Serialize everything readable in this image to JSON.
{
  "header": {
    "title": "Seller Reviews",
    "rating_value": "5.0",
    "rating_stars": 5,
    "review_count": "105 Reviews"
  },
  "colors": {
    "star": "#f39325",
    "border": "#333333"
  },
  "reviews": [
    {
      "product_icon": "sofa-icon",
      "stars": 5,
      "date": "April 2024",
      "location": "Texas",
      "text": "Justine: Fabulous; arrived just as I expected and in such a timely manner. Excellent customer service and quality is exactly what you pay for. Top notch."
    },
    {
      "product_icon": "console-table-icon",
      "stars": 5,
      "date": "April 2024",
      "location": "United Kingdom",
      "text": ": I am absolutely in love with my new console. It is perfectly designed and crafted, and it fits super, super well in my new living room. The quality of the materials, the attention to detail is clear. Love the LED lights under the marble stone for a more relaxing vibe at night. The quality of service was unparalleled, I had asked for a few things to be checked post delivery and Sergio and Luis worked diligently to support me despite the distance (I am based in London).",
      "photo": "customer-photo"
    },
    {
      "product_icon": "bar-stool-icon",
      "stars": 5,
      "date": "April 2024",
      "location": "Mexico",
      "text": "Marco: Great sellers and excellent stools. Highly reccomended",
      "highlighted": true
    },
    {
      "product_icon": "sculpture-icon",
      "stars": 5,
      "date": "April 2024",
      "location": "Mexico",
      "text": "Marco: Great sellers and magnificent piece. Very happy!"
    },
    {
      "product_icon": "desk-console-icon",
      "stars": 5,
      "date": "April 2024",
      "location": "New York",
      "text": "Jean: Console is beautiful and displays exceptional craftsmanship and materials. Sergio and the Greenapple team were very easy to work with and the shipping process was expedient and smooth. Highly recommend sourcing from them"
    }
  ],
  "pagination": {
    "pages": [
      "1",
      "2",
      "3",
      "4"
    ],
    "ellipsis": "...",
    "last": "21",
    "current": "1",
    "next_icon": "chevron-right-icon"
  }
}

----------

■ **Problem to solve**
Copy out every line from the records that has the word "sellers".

■ **Written answer**
      "text": "Marco: Great sellers and excellent stools. Highly reccomended",
      "text": "Marco: Great sellers and magnificent piece. Very happy!"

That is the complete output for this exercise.